discovery from Illumina Bio-Systems regarding the development
and marketing of a new DNA sequencing system called the
GeneReader NGS System, which had been announced and promoted
by Qiagen N.V. and its subsidiaries (several of which are
named as defendants herein). The complaint in Delaware did
not assert claims relating to the GeneReader. Nevertheless,
Intelligent Bio-Systems produced certain documents regarding
the GeneReader. Nothing more came of it in the Delaware
January 2016, Peer Schatz, the CEO of Qiagen N.V. (and of as
each of its subsidiaries) gave a presentation at the J.P.
Morgan Healthcare Conference in San Francisco. The schedule
identified Schatz as a representative of Qiagen N.V. (Walter
Decl., Exhs. B, D, E). His presentation included technical
details of the GeneReader and included the following
statement: “[W]e’ve created solutions that
actually give you results that matter and that will allow
therapeutic or scientific decision-making”
(id., Exh. C at 5-6).
N.V. did not itself sell or develop the GeneReader. Instead,
its direct and indirect subsidiaries shared responsibilities
(all named as defendants herein) as follows: Qiagen Inc.
(USA) sold and marketed it, Qiagen Redwood City developed
related software, Intelligent Bio-Systems, Inc., led the
technical development, Qiagen GmbH manufactured the reagents,
and Qiagen Sciences, LLC, shipped consumables for the product
(id., Exh. D). An Executive Committee made all final
decisions “that ha[d] a material and/or global impact
on QIAGEN’s employees, business and future”
(id., Exh. F at 2). The signature block on the
Executive Committee’s charter had no individual’s
name or actual signature, but it identified the document as
emanating from the “QIAGEN Chief Executive
Officer” without identifying which Qiagen entity is
referenced (id. at 5).
commenced this action in the Northern District of California
in May 2016 alleging that the GeneReader infringes the
’537 patent and that each defendant’s conduct
with regard to the product constituted direct or induced
infringement of that patent. Qiagen N.V. moves to dismiss all
claims against it for lack of personal jurisdiction, and the
remaining defendants move to transfer the action to the
District of Delaware or to stay it here pending resolution of
claims against Qiagen N.V. (Defendants do not specify the
purpose of any stay, but merely note that the case against
Qiagen N.V. could be stayed here while the remaining claims
could be transferred to Delaware.) After Qiagen N.V. moved to
dismiss, it allowed Illumina to take limited informal
discovery, which consisted of several informal requests for
documents and responses to interrogatories. Qiagen N.V.
refused, however, to allow depositions. This order follows

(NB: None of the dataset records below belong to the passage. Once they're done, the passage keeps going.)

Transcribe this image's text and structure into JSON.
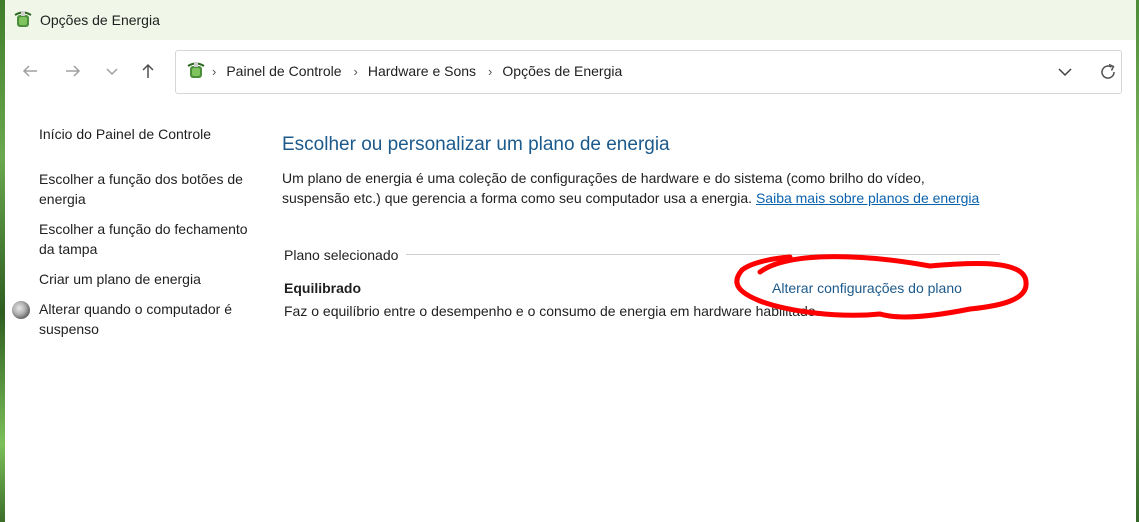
{
  "window": {
    "title": "Opções de Energia",
    "icon": "power-options-icon"
  },
  "navigation": {
    "back_icon": "back-arrow-icon",
    "forward_icon": "forward-arrow-icon",
    "recent_icon": "chevron-down-icon",
    "up_icon": "up-arrow-icon"
  },
  "address_bar": {
    "breadcrumbs": [
      "Painel de Controle",
      "Hardware e Sons",
      "Opções de Energia"
    ],
    "separator": "›"
  },
  "sidebar": {
    "items": [
      {
        "label": "Início do Painel de Controle"
      },
      {
        "label": "Escolher a função dos botões de energia"
      },
      {
        "label": "Escolher a função do fechamento da tampa"
      },
      {
        "label": "Criar um plano de energia"
      },
      {
        "label": "Alterar quando o computador é suspenso",
        "icon": "sleep-moon-icon"
      }
    ]
  },
  "main": {
    "heading": "Escolher ou personalizar um plano de energia",
    "intro_text": "Um plano de energia é uma coleção de configurações de hardware e do sistema (como brilho do vídeo, suspensão etc.) que gerencia a forma como seu computador usa a energia. ",
    "learn_more_link": "Saiba mais sobre planos de energia",
    "section_label": "Plano selecionado",
    "plan": {
      "name": "Equilibrado",
      "description": "Faz o equilíbrio entre o desempenho e o consumo de energia em hardware habilitado.",
      "change_link": "Alterar configurações do plano"
    }
  },
  "colors": {
    "heading": "#1c5a8c",
    "link": "#0b62ad",
    "annotation": "#ff0000"
  }
}
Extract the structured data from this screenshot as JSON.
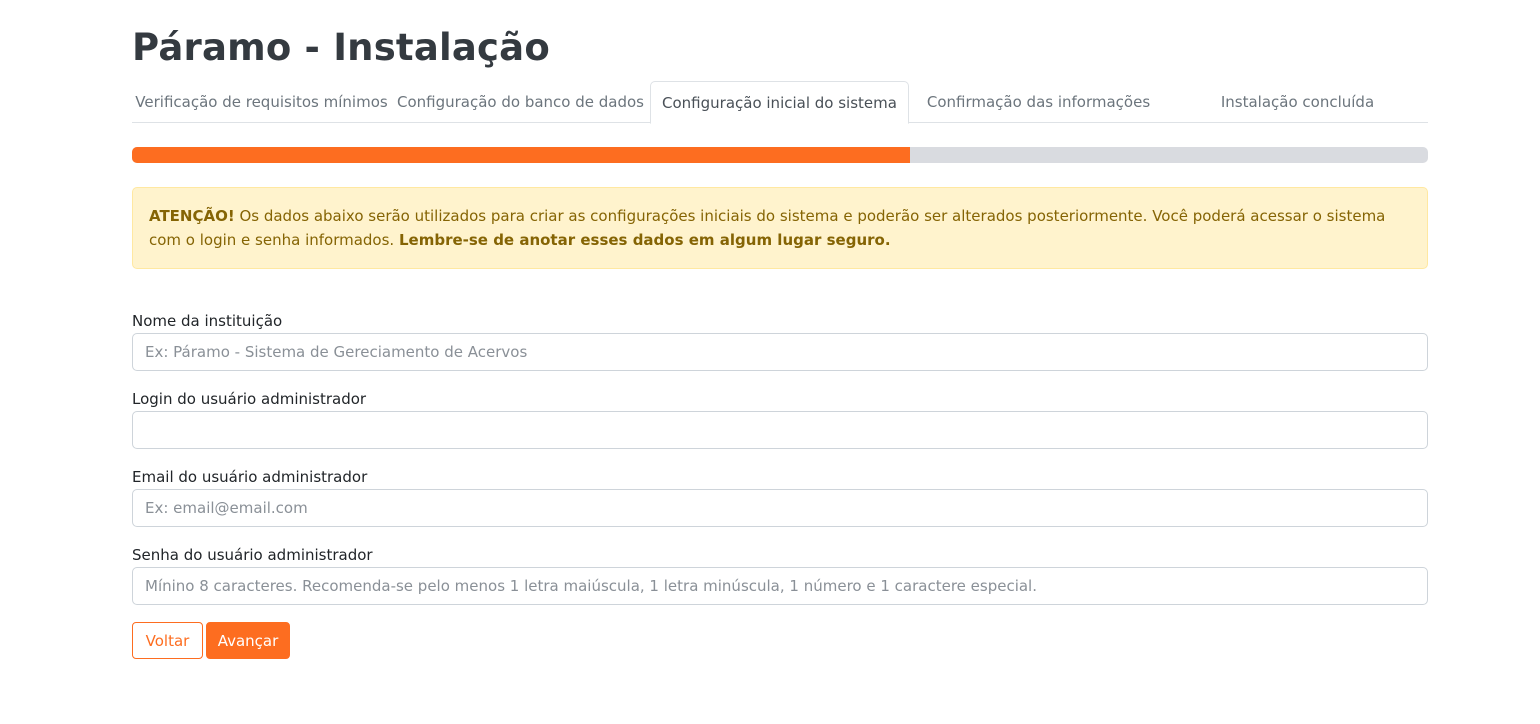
{
  "header": {
    "title": "Páramo - Instalação"
  },
  "steps": [
    {
      "label": "Verificação de requisitos mínimos",
      "active": false
    },
    {
      "label": "Configuração do banco de dados",
      "active": false
    },
    {
      "label": "Configuração inicial do sistema",
      "active": true
    },
    {
      "label": "Confirmação das informações",
      "active": false
    },
    {
      "label": "Instalação concluída",
      "active": false
    }
  ],
  "progress": {
    "percent": 60,
    "fill_color": "#fd6d20",
    "track_color": "#d9dbe0"
  },
  "alert": {
    "strong_prefix": "ATENÇÃO!",
    "text": " Os dados abaixo serão utilizados para criar as configurações iniciais do sistema e poderão ser alterados posteriormente. Você poderá acessar o sistema com o login e senha informados. ",
    "strong_suffix": "Lembre-se de anotar esses dados em algum lugar seguro."
  },
  "form": {
    "institution": {
      "label": "Nome da instituição",
      "value": "",
      "placeholder": "Ex: Páramo - Sistema de Gereciamento de Acervos"
    },
    "admin_login": {
      "label": "Login do usuário administrador",
      "value": "",
      "placeholder": ""
    },
    "admin_email": {
      "label": "Email do usuário administrador",
      "value": "",
      "placeholder": "Ex: email@email.com"
    },
    "admin_password": {
      "label": "Senha do usuário administrador",
      "value": "",
      "placeholder": "Mínino 8 caracteres. Recomenda-se pelo menos 1 letra maiúscula, 1 letra minúscula, 1 número e 1 caractere especial."
    }
  },
  "actions": {
    "back_label": "Voltar",
    "next_label": "Avançar"
  },
  "colors": {
    "accent": "#fd6d20",
    "alert_bg": "#fff3cd",
    "alert_text": "#856404"
  }
}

full briefing and oral argument.
Motion to Transfer or Stay.
contend that this action should be transferred to the
District of Delaware, favoring the forum where Illumina filed

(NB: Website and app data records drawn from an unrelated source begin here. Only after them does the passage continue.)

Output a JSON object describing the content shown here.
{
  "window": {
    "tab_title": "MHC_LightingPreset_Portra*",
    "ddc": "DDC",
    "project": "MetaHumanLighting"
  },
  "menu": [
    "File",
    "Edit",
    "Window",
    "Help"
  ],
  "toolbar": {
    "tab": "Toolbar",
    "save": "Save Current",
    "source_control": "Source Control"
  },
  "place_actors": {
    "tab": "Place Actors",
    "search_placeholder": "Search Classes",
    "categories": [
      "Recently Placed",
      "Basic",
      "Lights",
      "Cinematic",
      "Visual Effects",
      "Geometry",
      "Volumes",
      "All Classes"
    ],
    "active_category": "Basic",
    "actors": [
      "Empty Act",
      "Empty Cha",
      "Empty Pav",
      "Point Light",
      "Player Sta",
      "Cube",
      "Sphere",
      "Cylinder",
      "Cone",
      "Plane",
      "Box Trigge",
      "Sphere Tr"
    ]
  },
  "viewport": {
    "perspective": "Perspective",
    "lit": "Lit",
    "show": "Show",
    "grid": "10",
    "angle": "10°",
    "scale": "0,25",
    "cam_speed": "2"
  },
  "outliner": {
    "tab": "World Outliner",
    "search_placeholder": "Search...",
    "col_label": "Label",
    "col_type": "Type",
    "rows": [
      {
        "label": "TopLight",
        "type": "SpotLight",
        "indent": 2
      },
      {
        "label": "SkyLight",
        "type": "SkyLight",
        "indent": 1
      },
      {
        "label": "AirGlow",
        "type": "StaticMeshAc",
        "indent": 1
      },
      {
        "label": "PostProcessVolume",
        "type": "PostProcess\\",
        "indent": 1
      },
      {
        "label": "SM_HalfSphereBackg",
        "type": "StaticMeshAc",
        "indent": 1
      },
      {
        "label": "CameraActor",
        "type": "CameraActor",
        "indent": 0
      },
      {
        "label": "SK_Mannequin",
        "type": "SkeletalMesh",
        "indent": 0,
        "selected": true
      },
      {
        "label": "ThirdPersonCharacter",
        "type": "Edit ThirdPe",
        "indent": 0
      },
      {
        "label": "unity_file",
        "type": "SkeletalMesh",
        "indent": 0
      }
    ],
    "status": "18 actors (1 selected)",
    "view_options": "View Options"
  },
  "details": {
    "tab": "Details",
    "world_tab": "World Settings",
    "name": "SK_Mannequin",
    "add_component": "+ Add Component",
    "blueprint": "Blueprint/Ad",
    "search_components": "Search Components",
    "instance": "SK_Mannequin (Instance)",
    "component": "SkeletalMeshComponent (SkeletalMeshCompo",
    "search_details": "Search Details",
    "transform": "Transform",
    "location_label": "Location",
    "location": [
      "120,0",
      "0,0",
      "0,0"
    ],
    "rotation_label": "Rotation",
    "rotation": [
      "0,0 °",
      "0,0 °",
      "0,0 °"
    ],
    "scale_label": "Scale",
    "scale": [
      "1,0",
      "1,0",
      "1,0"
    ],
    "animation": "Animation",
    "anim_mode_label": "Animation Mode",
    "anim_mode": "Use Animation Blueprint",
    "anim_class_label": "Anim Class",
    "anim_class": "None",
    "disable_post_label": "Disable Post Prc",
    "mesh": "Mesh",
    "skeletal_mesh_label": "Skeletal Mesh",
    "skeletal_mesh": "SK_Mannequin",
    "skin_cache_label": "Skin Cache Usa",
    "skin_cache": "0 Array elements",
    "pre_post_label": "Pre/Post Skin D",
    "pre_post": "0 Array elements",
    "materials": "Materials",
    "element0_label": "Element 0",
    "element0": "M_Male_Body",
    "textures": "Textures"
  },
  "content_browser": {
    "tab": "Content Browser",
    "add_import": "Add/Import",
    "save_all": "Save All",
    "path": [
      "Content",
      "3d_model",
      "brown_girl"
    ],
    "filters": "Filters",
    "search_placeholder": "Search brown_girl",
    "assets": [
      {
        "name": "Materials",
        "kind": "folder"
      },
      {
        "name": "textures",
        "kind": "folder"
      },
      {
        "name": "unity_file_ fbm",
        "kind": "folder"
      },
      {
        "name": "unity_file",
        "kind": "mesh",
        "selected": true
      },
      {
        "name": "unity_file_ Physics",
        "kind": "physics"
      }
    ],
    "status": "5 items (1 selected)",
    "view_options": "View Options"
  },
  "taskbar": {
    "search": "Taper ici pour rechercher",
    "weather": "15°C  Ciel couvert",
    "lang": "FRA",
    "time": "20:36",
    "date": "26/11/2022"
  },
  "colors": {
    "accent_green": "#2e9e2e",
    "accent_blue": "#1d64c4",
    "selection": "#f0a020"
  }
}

its first counterclaims for infringement of the ’537
against Intelligent Bio-Systems. Neither side addresses
whether the law of the Ninth Circuit or the law of the

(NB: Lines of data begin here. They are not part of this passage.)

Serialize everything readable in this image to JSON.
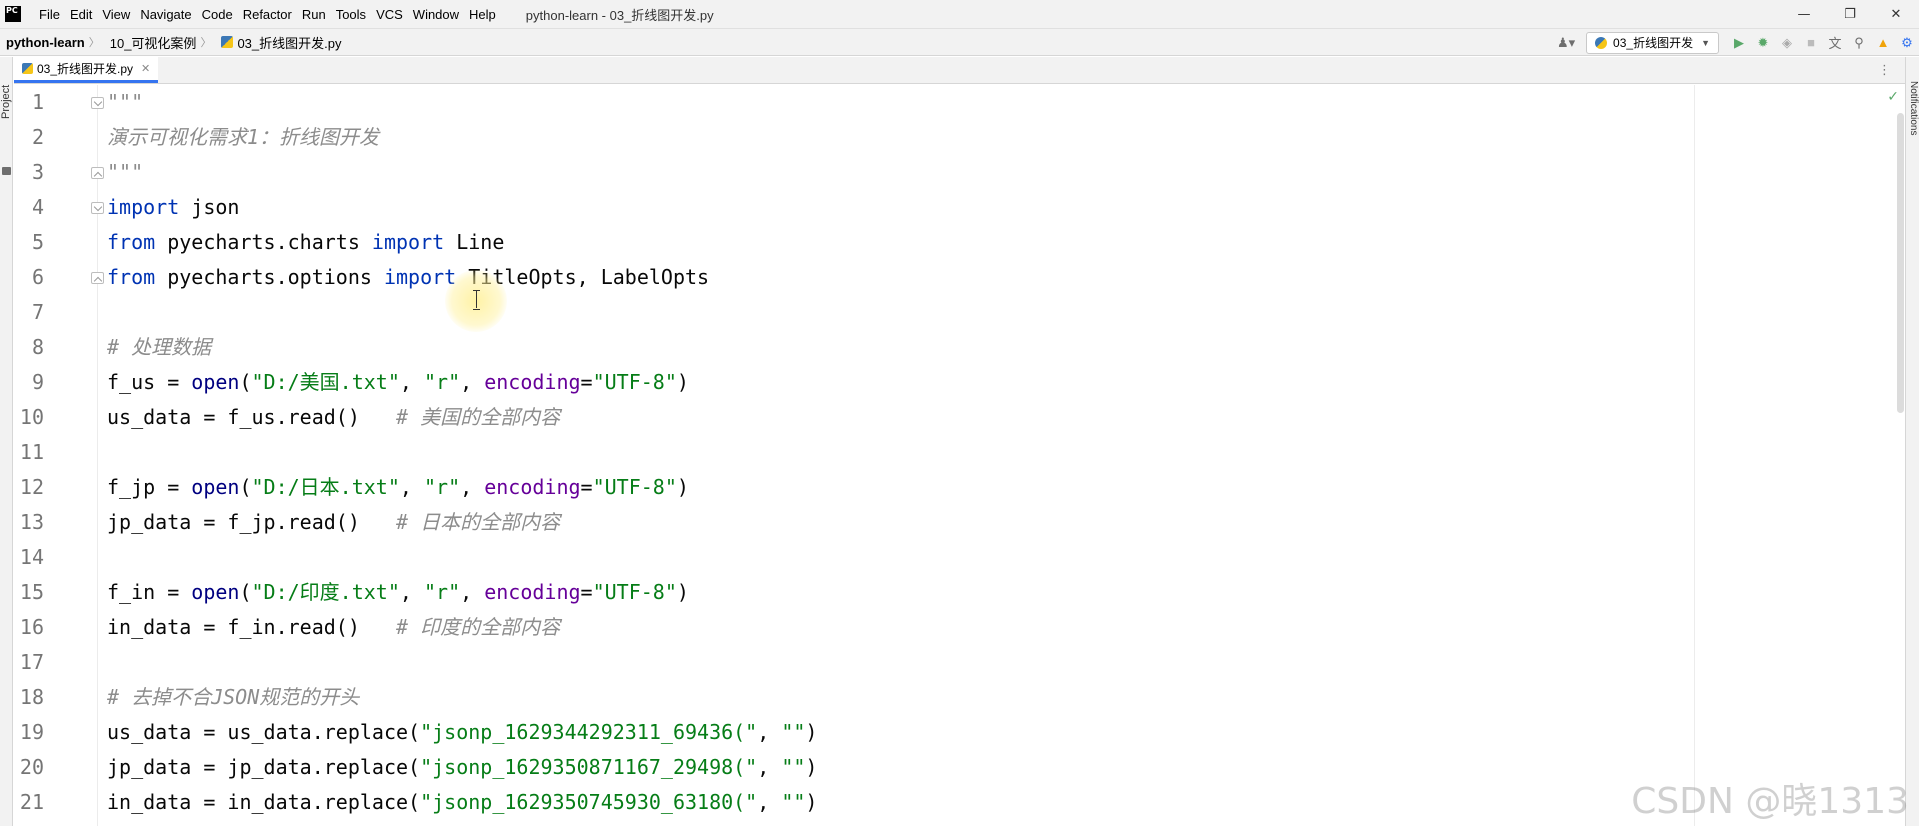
{
  "app": {
    "logo_text": "PC",
    "window_title": "python-learn - 03_折线图开发.py"
  },
  "menu": [
    "File",
    "Edit",
    "View",
    "Navigate",
    "Code",
    "Refactor",
    "Run",
    "Tools",
    "VCS",
    "Window",
    "Help"
  ],
  "breadcrumb": {
    "project": "python-learn",
    "folder": "10_可视化案例",
    "file": "03_折线图开发.py"
  },
  "toolbar": {
    "run_config": "03_折线图开发"
  },
  "tool_windows": {
    "left": "Project",
    "right": "Notifications"
  },
  "tab": {
    "label": "03_折线图开发.py"
  },
  "code_lines": [
    "\"\"\"",
    "演示可视化需求1：折线图开发",
    "\"\"\"",
    "import json",
    "from pyecharts.charts import Line",
    "from pyecharts.options import TitleOpts, LabelOpts",
    "",
    "# 处理数据",
    "f_us = open(\"D:/美国.txt\", \"r\", encoding=\"UTF-8\")",
    "us_data = f_us.read()   # 美国的全部内容",
    "",
    "f_jp = open(\"D:/日本.txt\", \"r\", encoding=\"UTF-8\")",
    "jp_data = f_jp.read()   # 日本的全部内容",
    "",
    "f_in = open(\"D:/印度.txt\", \"r\", encoding=\"UTF-8\")",
    "in_data = f_in.read()   # 印度的全部内容",
    "",
    "# 去掉不合JSON规范的开头",
    "us_data = us_data.replace(\"jsonp_1629344292311_69436(\", \"\")",
    "jp_data = jp_data.replace(\"jsonp_1629350871167_29498(\", \"\")",
    "in_data = in_data.replace(\"jsonp_1629350745930_63180(\", \"\")"
  ],
  "watermark": "CSDN @晓1313"
}
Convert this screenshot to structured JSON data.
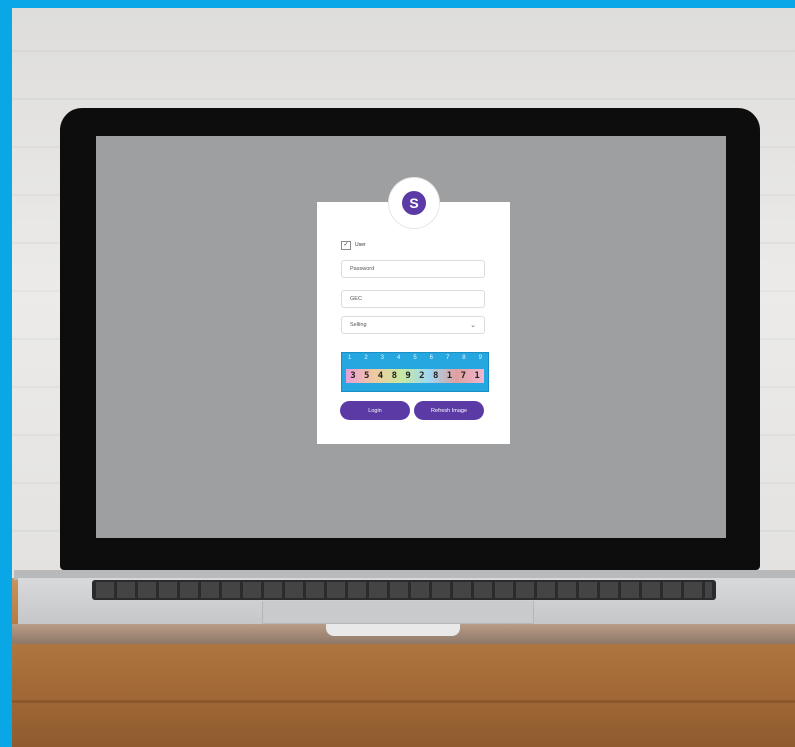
{
  "login_form": {
    "logo_glyph": "S",
    "user_label": "User",
    "password_placeholder": "Password",
    "second_field_value": "GEC",
    "select_value": "Selling",
    "captcha_numbers": [
      "1",
      "2",
      "3",
      "4",
      "5",
      "6",
      "7",
      "8",
      "9"
    ],
    "captcha_code": [
      "3",
      "5",
      "4",
      "8",
      "9",
      "2",
      "8",
      "1",
      "7",
      "1"
    ],
    "login_label": "Login",
    "refresh_label": "Refresh Image"
  },
  "colors": {
    "accent": "#5b3aa6",
    "captcha_bg": "#26a7e0",
    "frame_blue": "#0aa7e6"
  }
}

Federal Circuit controls the question of deference to the
jurisdiction of an earlier-filed action. Indeed, each side
cites decisions from both circuits (as well as district court
decisions inconsistently applying either circuit’s
law). Although there do not appear to be substantial
differences between the law of the Ninth Circuit or the law
of the Federal Circuit on this issue, this order notes that
“[r]esolution of whether [a] second-filed action should
proceed presents a question sufficiently tied to patent law
that the question is governed by [Federal Circuit]
law.” Futurewei Techs., Inc. v. Acacia Research
Corp., 737 F.3d 704, 708 (Fed. Cir. 2013) (citing
Elecs. for Imaging, Inc. v. Coyle, 394 F.3d 1341,
1347 (Fed. Cir. 2005)).
two actions that sufficiently overlap are filed in different
federal district courts, one for infringement and the other
for declaratory relief, the declaratory judgment action, if
filed later, generally is to be stayed, dismissed, or
transferred to the forum of the infringement action.”
Ibid. (citing Merial Ltd. v. Cipla Ltd.,
681 F.3d 1283, 1299 (Fed. Cir. 2012)). This deference to the
jurisdiction of an earlier-filed action “exists to
avoid conflicting decisions and promote judicial efficiency.
But the rule is not absolute; exceptions may be ...